It takes a while for Jonathan Winsby to find his Beast but, when he does, it’s a thing of beauty. (Photo by David Cooper)

You want a big show like Disney’s Beauty and the Beast to be lavish and dazzling but, in crucial ways, the Arts Club’s production is stingy and incomplete. Fortunately, there are also some excellent performances in the mix and the story itself is strong. [Read more…]

How Star Wars Save My Life gives witness—and could save lives

Some Assembly Theatre Company is presenting How Star Wars Saved My Life.

In his solo show, Nicholas Harrison confronts forces more evil than the Death Star.

How Star Wars Saved My Life is an important personal witness. Structurally, it could be stronger, but that almost doesn’t matter.

Nicholas Harrison is a well-known Vancouver fight choreographer. He’s got a PhD in directing from UBC. He lectures at Capilano University. And, for four and a half years, starting when he was in kindergarten, he was brutally physically, emotionally, and sexually abused by several priests and a lay teacher at the Catholic elementary school he attended.

In this solo show, Harrison makes a compelling case that it really was Star Wars that saved his life. Starting when he was nine, the movie franchise gave him a way to understand his experience: the black-robed priests became the black-robed Darth Vader; as Luke Skywalker learned how to channel his fear, anger, and aggression, so did the little boy from northern BC; and, very movingly, Harrison carried a toy version of Luke’s loyal friend, R2D2, around in his pocket. [Read more…]

On Criticism

(This is a repost of an essay that I wrote a while back.)

A few years ago, I was talking with a local director in a theatre lobby. I had recently given a show of his a mixed review and, as we spoke, he became so enraged that I braced myself for a blow to the head. He and I had already had an extended and difficult conversation that morning and I could feel myself running out of rational resources, so I said, “Let’s just drop this for now. It’s not a discussion anymore, it’s a battle.” He replied, “Fuckin’ right it’s a battle, man. It’s gonna stay a fuckin’ battle. You better remember that.”

Another director was so furious about a review I gave him that he tried to bar my entry to his next production—although he allowed that maybe I could come in on the understanding that I would publish a review only if I liked the show.

Some readers tell me that they make all of their theatre-going decisions based upon my critiques. An actor who was mortally sick informed me that my public words of praise for his performance made the prospect of his impending death easier to bear.

By casting me as saviour, savant, publicist, or antagonistic career-killer, all of these folks are missing the point of criticism.
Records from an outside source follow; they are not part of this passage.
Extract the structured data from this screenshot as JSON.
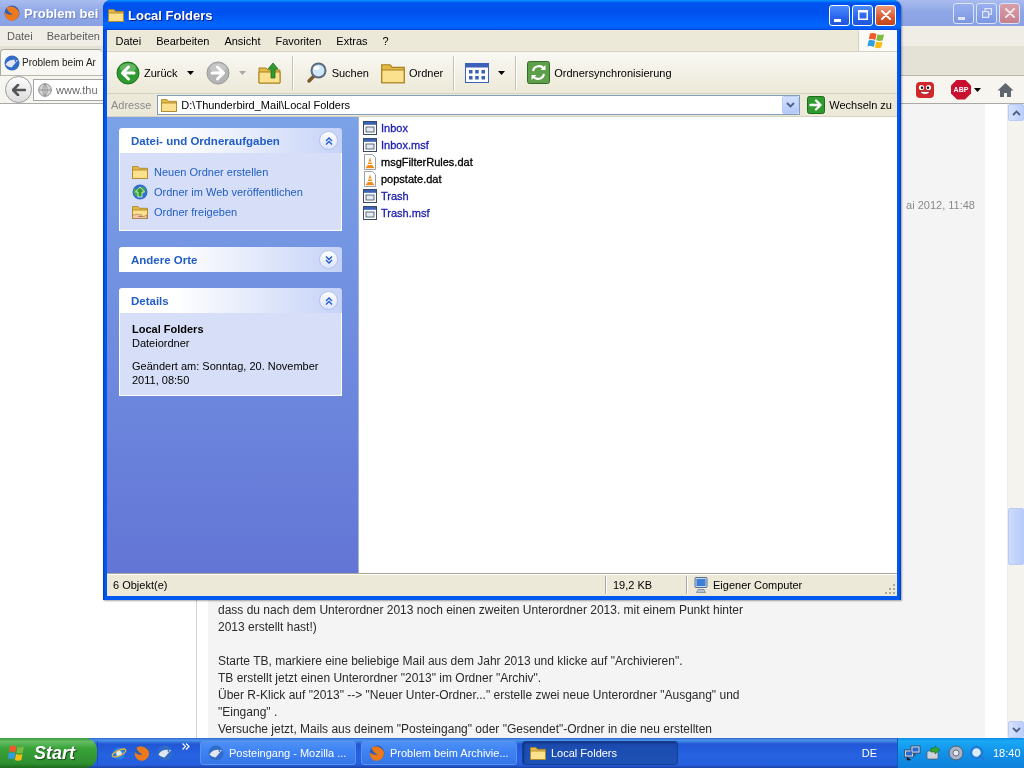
{
  "browser": {
    "title": "Problem bei",
    "menu": [
      "Datei",
      "Bearbeiten"
    ],
    "tabs": [
      {
        "label": "Problem beim Ar",
        "selected": true
      }
    ],
    "url": "www.thu",
    "toolbar_buttons": [
      {
        "kind": "face"
      },
      {
        "kind": "adblock",
        "label": "ABP",
        "dropdown": true
      },
      {
        "kind": "home"
      }
    ],
    "post": {
      "date": "ai 2012, 11:48",
      "paragraphs": [
        [
          "dass du nach dem Unterordner 2013 noch einen zweiten Unterordner 2013. mit einem Punkt hinter",
          "2013 erstellt hast!)"
        ],
        [
          "Starte TB, markiere eine beliebige Mail aus dem Jahr 2013 und klicke auf \"Archivieren\".",
          "TB erstellt jetzt einen Unterordner \"2013\" im Ordner \"Archiv\".",
          "Über R-Klick auf \"2013\" --> \"Neuer Unter-Ordner...\" erstelle zwei neue Unterordner \"Ausgang\" und",
          "\"Eingang\" .",
          "Versuche jetzt, Mails aus deinem \"Posteingang\" oder \"Gesendet\"-Ordner in die neu erstellten"
        ]
      ]
    }
  },
  "explorer": {
    "title": "Local Folders",
    "menu": [
      "Datei",
      "Bearbeiten",
      "Ansicht",
      "Favoriten",
      "Extras",
      "?"
    ],
    "toolbar": [
      {
        "kind": "back",
        "label": "Zurück",
        "dropdown": true,
        "disabled": false
      },
      {
        "kind": "forward",
        "dropdown": true,
        "disabled": true
      },
      {
        "kind": "up"
      },
      {
        "kind": "separator"
      },
      {
        "kind": "search",
        "label": "Suchen"
      },
      {
        "kind": "folders",
        "label": "Ordner"
      },
      {
        "kind": "separator"
      },
      {
        "kind": "views",
        "dropdown": true
      },
      {
        "kind": "separator"
      },
      {
        "kind": "sync",
        "label": "Ordnersynchronisierung"
      }
    ],
    "address": {
      "label": "Adresse",
      "value": "D:\\Thunderbird_Mail\\Local Folders",
      "go_button": "Wechseln zu"
    },
    "task_panels": [
      {
        "kind": "tasks",
        "title": "Datei- und Ordneraufgaben",
        "expanded": true,
        "items": [
          {
            "kind": "new-folder",
            "label": "Neuen Ordner erstellen"
          },
          {
            "kind": "publish",
            "label": "Ordner im Web veröffentlichen"
          },
          {
            "kind": "share",
            "label": "Ordner freigeben"
          }
        ]
      },
      {
        "title": "Andere Orte",
        "expanded": false
      },
      {
        "kind": "details",
        "title": "Details",
        "expanded": true,
        "name": "Local Folders",
        "type": "Dateiordner",
        "modified": "Geändert am: Sonntag, 20. November 2011, 08:50"
      }
    ],
    "files": [
      {
        "name": "Inbox",
        "kind": "file",
        "color": "#1c1cb0"
      },
      {
        "name": "Inbox.msf",
        "kind": "file",
        "color": "#1c1cb0"
      },
      {
        "name": "msgFilterRules.dat",
        "kind": "media",
        "color": "#000000"
      },
      {
        "name": "popstate.dat",
        "kind": "media",
        "color": "#000000"
      },
      {
        "name": "Trash",
        "kind": "file",
        "color": "#1c1cb0"
      },
      {
        "name": "Trash.msf",
        "kind": "file",
        "color": "#1c1cb0"
      }
    ],
    "status_bar": {
      "count": "6 Objekt(e)",
      "size": "19,2 KB",
      "location": "Eigener Computer"
    }
  },
  "taskbar": {
    "start": "Start",
    "quick_launch": [
      {
        "kind": "orbit"
      },
      {
        "kind": "fox"
      },
      {
        "kind": "bird"
      }
    ],
    "tasks": [
      {
        "kind": "bird",
        "label": "Posteingang - Mozilla ...",
        "selected": false
      },
      {
        "kind": "fox",
        "label": "Problem beim Archivie...",
        "selected": false
      },
      {
        "kind": "folder",
        "label": "Local Folders",
        "selected": true
      }
    ],
    "language": "DE",
    "clock": "18:40"
  }
}
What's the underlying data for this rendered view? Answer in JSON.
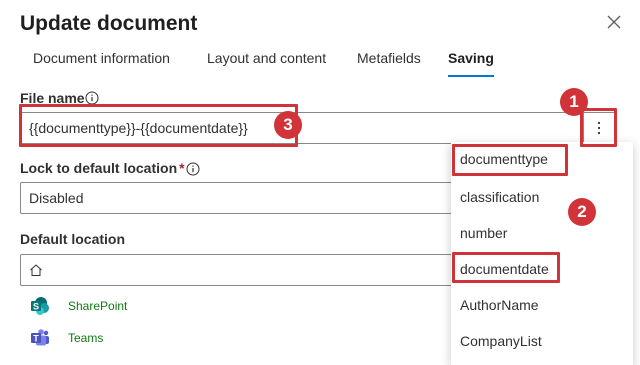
{
  "dialog": {
    "title": "Update document"
  },
  "tabs": [
    {
      "label": "Document information",
      "active": false
    },
    {
      "label": "Layout and content",
      "active": false
    },
    {
      "label": "Metafields",
      "active": false
    },
    {
      "label": "Saving",
      "active": true
    }
  ],
  "file_name": {
    "label": "File name",
    "value": "{{documenttype}}-{{documentdate}}"
  },
  "lock_location": {
    "label": "Lock to default location",
    "required_mark": "*",
    "value": "Disabled"
  },
  "default_location": {
    "label": "Default location",
    "items": [
      {
        "label": "SharePoint",
        "icon": "sharepoint-icon"
      },
      {
        "label": "Teams",
        "icon": "teams-icon"
      }
    ]
  },
  "metadata_menu": {
    "items": [
      "documenttype",
      "classification",
      "number",
      "documentdate",
      "AuthorName",
      "CompanyList"
    ]
  },
  "callouts": {
    "one": "1",
    "two": "2",
    "three": "3"
  },
  "colors": {
    "accent": "#0078d4",
    "callout": "#d13438",
    "link_green": "#107c10"
  }
}
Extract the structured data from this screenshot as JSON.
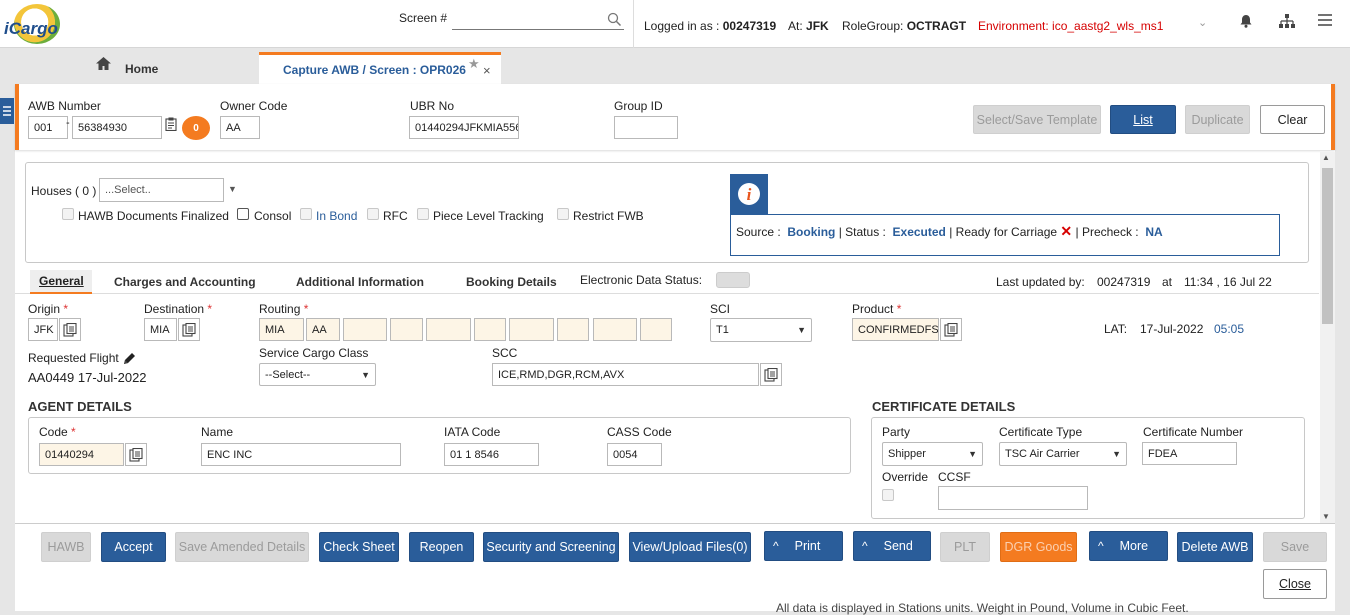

As I see it, my job is to contribute an informed opinion to the discussion of theatre, and my primary responsibility is not to the consumer or to the artist, but to the art itself. [Read more…]